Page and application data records
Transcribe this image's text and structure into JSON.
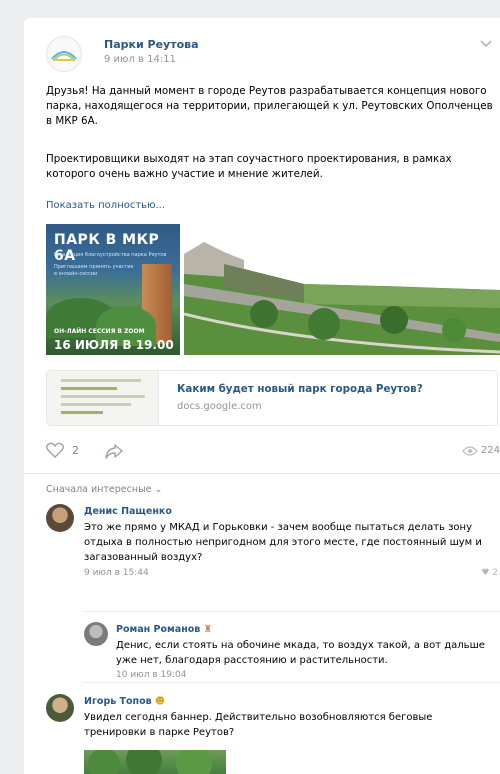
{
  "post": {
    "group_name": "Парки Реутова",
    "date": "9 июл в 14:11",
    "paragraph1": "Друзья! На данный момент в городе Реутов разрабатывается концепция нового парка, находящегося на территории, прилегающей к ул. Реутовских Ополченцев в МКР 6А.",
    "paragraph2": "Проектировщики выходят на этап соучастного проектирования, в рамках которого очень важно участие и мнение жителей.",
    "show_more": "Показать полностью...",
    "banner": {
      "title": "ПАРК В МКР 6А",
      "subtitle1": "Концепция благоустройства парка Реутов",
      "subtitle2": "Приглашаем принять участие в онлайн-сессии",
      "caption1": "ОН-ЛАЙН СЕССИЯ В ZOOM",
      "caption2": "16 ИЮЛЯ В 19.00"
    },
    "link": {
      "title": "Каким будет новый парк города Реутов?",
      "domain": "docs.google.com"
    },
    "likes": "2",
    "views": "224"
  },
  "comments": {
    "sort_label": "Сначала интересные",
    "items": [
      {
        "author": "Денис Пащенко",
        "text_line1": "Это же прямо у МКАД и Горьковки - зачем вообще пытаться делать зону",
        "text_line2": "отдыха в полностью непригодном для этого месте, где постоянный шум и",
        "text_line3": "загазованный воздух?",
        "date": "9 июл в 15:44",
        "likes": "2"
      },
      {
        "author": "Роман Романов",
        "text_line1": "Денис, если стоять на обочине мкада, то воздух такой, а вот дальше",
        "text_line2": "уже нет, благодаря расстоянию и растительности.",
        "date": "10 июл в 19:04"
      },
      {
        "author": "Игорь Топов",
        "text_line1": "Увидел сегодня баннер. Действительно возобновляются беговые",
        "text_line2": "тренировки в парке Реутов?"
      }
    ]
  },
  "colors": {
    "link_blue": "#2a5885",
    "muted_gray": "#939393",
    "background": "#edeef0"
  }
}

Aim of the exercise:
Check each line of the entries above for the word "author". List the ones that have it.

Response below:
        "author": "Денис Пащенко",
        "author": "Роман Романов",
        "author": "Игорь Топов",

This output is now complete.